* _What to produce_:
Return all entries below exactly. Skip nothing.

(Record excerpts begins)

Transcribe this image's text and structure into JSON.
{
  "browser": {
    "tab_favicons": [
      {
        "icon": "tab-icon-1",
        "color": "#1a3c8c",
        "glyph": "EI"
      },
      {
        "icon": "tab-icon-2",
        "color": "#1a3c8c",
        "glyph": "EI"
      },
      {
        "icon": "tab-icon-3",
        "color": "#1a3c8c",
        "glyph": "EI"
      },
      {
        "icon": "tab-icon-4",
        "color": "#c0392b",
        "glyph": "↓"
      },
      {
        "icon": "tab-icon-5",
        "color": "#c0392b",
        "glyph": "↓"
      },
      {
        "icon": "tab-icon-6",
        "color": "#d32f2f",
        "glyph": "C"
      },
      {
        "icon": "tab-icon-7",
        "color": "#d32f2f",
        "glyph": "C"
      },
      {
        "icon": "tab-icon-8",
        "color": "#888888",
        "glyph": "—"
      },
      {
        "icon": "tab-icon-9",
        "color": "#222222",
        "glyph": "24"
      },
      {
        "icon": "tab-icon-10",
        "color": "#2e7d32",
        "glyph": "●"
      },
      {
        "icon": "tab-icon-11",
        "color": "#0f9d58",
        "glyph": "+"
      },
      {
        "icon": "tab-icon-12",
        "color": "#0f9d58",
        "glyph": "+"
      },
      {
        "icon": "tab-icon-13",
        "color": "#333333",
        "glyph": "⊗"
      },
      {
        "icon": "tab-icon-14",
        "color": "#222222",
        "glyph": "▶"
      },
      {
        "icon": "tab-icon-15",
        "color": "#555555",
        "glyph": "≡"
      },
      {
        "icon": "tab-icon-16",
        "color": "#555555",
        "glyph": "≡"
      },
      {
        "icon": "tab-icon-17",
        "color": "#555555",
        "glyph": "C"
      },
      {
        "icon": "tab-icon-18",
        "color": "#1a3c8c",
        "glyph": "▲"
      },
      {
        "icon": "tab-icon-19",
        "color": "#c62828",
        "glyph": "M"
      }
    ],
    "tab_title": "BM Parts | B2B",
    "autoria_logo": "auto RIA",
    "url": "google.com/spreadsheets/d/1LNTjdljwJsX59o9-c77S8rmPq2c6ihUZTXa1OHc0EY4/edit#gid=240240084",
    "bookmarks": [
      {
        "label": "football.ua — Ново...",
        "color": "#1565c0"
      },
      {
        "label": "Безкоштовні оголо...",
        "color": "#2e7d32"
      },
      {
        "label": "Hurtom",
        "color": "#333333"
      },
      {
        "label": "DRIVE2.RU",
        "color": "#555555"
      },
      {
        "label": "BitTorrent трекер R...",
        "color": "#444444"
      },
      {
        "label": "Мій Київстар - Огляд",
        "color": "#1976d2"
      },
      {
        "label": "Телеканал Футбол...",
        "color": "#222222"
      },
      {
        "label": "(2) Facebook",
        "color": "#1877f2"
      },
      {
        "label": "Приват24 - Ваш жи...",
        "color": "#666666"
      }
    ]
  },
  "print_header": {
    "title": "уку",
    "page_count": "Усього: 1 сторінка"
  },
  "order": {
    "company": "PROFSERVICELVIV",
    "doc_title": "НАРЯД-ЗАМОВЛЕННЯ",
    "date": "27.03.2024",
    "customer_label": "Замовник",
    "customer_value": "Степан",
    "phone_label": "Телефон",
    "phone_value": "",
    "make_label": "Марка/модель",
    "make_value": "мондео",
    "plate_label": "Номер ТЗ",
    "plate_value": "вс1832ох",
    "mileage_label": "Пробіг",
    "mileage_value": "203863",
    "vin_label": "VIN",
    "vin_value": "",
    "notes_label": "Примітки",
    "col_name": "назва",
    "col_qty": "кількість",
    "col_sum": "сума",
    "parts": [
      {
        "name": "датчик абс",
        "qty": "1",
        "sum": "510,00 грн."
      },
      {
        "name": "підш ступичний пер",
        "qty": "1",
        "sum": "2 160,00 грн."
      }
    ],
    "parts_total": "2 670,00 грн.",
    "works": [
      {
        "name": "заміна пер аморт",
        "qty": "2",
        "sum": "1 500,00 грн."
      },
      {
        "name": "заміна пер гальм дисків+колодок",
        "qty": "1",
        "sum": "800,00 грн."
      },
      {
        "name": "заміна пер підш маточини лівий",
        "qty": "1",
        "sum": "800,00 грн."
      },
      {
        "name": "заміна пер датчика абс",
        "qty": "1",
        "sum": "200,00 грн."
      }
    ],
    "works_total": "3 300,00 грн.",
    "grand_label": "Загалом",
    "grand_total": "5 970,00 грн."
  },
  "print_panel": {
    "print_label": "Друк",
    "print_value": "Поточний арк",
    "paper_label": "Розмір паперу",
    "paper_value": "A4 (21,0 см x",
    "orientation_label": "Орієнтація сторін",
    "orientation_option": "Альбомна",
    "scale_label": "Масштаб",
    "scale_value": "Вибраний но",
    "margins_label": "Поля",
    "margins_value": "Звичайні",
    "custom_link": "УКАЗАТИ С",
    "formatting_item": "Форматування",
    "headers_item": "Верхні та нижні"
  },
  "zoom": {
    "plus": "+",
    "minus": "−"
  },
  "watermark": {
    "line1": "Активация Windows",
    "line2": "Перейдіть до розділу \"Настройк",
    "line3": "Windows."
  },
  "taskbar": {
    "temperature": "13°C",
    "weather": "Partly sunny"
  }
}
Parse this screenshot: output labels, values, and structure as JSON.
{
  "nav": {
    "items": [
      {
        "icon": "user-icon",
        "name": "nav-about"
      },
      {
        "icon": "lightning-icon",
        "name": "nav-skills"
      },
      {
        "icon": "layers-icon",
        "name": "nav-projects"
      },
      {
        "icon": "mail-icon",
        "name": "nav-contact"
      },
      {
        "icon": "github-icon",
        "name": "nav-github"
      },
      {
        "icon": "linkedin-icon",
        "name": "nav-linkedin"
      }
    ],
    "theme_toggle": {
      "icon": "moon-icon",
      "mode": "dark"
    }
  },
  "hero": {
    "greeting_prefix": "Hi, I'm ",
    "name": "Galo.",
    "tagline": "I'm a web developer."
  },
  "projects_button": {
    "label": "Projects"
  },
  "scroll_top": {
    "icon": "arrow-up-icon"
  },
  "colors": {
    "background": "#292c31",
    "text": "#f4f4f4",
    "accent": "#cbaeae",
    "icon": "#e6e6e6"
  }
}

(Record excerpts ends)

* _Response box_:
Transcribe this image's text and structure into JSON.
{
  "browser": {
    "tab_favicons": [
      {
        "icon": "tab-icon-1",
        "color": "#1a3c8c",
        "glyph": "EI"
      },
      {
        "icon": "tab-icon-2",
        "color": "#1a3c8c",
        "glyph": "EI"
      },
      {
        "icon": "tab-icon-3",
        "color": "#1a3c8c",
        "glyph": "EI"
      },
      {
        "icon": "tab-icon-4",
        "color": "#c0392b",
        "glyph": "↓"
      },
      {
        "icon": "tab-icon-5",
        "color": "#c0392b",
        "glyph": "↓"
      },
      {
        "icon": "tab-icon-6",
        "color": "#d32f2f",
        "glyph": "C"
      },
      {
        "icon": "tab-icon-7",
        "color": "#d32f2f",
        "glyph": "C"
      },
      {
        "icon": "tab-icon-8",
        "color": "#888888",
        "glyph": "—"
      },
      {
        "icon": "tab-icon-9",
        "color": "#222222",
        "glyph": "24"
      },
      {
        "icon": "tab-icon-10",
        "color": "#2e7d32",
        "glyph": "●"
      },
      {
        "icon": "tab-icon-11",
        "color": "#0f9d58",
        "glyph": "+"
      },
      {
        "icon": "tab-icon-12",
        "color": "#0f9d58",
        "glyph": "+"
      },
      {
        "icon": "tab-icon-13",
        "color": "#333333",
        "glyph": "⊗"
      },
      {
        "icon": "tab-icon-14",
        "color": "#222222",
        "glyph": "▶"
      },
      {
        "icon": "tab-icon-15",
        "color": "#555555",
        "glyph": "≡"
      },
      {
        "icon": "tab-icon-16",
        "color": "#555555",
        "glyph": "≡"
      },
      {
        "icon": "tab-icon-17",
        "color": "#555555",
        "glyph": "C"
      },
      {
        "icon": "tab-icon-18",
        "color": "#1a3c8c",
        "glyph": "▲"
      },
      {
        "icon": "tab-icon-19",
        "color": "#c62828",
        "glyph": "M"
      }
    ],
    "tab_title": "BM Parts | B2B",
    "autoria_logo": "auto RIA",
    "url": "google.com/spreadsheets/d/1LNTjdljwJsX59o9-c77S8rmPq2c6ihUZTXa1OHc0EY4/edit#gid=240240084",
    "bookmarks": [
      {
        "label": "football.ua — Ново...",
        "color": "#1565c0"
      },
      {
        "label": "Безкоштовні оголо...",
        "color": "#2e7d32"
      },
      {
        "label": "Hurtom",
        "color": "#333333"
      },
      {
        "label": "DRIVE2.RU",
        "color": "#555555"
      },
      {
        "label": "BitTorrent трекер R...",
        "color": "#444444"
      },
      {
        "label": "Мій Київстар - Огляд",
        "color": "#1976d2"
      },
      {
        "label": "Телеканал Футбол...",
        "color": "#222222"
      },
      {
        "label": "(2) Facebook",
        "color": "#1877f2"
      },
      {
        "label": "Приват24 - Ваш жи...",
        "color": "#666666"
      }
    ]
  },
  "print_header": {
    "title": "уку",
    "page_count": "Усього: 1 сторінка"
  },
  "order": {
    "company": "PROFSERVICELVIV",
    "doc_title": "НАРЯД-ЗАМОВЛЕННЯ",
    "date": "27.03.2024",
    "customer_label": "Замовник",
    "customer_value": "Степан",
    "phone_label": "Телефон",
    "phone_value": "",
    "make_label": "Марка/модель",
    "make_value": "мондео",
    "plate_label": "Номер ТЗ",
    "plate_value": "вс1832ох",
    "mileage_label": "Пробіг",
    "mileage_value": "203863",
    "vin_label": "VIN",
    "vin_value": "",
    "notes_label": "Примітки",
    "col_name": "назва",
    "col_qty": "кількість",
    "col_sum": "сума",
    "parts": [
      {
        "name": "датчик абс",
        "qty": "1",
        "sum": "510,00 грн."
      },
      {
        "name": "підш ступичний пер",
        "qty": "1",
        "sum": "2 160,00 грн."
      }
    ],
    "parts_total": "2 670,00 грн.",
    "works": [
      {
        "name": "заміна пер аморт",
        "qty": "2",
        "sum": "1 500,00 грн."
      },
      {
        "name": "заміна пер гальм дисків+колодок",
        "qty": "1",
        "sum": "800,00 грн."
      },
      {
        "name": "заміна пер підш маточини лівий",
        "qty": "1",
        "sum": "800,00 грн."
      },
      {
        "name": "заміна пер датчика абс",
        "qty": "1",
        "sum": "200,00 грн."
      }
    ],
    "works_total": "3 300,00 грн.",
    "grand_label": "Загалом",
    "grand_total": "5 970,00 грн."
  },
  "print_panel": {
    "print_label": "Друк",
    "print_value": "Поточний арк",
    "paper_label": "Розмір паперу",
    "paper_value": "A4 (21,0 см x",
    "orientation_label": "Орієнтація сторін",
    "orientation_option": "Альбомна",
    "scale_label": "Масштаб",
    "scale_value": "Вибраний но",
    "margins_label": "Поля",
    "margins_value": "Звичайні",
    "custom_link": "УКАЗАТИ С",
    "formatting_item": "Форматування",
    "headers_item": "Верхні та нижні"
  },
  "zoom": {
    "plus": "+",
    "minus": "−"
  },
  "watermark": {
    "line1": "Активация Windows",
    "line2": "Перейдіть до розділу \"Настройк",
    "line3": "Windows."
  },
  "taskbar": {
    "temperature": "13°C",
    "weather": "Partly sunny"
  }
}
Parse this screenshot: output labels, values, and structure as JSON.
{
  "nav": {
    "items": [
      {
        "icon": "user-icon",
        "name": "nav-about"
      },
      {
        "icon": "lightning-icon",
        "name": "nav-skills"
      },
      {
        "icon": "layers-icon",
        "name": "nav-projects"
      },
      {
        "icon": "mail-icon",
        "name": "nav-contact"
      },
      {
        "icon": "github-icon",
        "name": "nav-github"
      },
      {
        "icon": "linkedin-icon",
        "name": "nav-linkedin"
      }
    ],
    "theme_toggle": {
      "icon": "moon-icon",
      "mode": "dark"
    }
  },
  "hero": {
    "greeting_prefix": "Hi, I'm ",
    "name": "Galo.",
    "tagline": "I'm a web developer."
  },
  "projects_button": {
    "label": "Projects"
  },
  "scroll_top": {
    "icon": "arrow-up-icon"
  },
  "colors": {
    "background": "#292c31",
    "text": "#f4f4f4",
    "accent": "#cbaeae",
    "icon": "#e6e6e6"
  }
}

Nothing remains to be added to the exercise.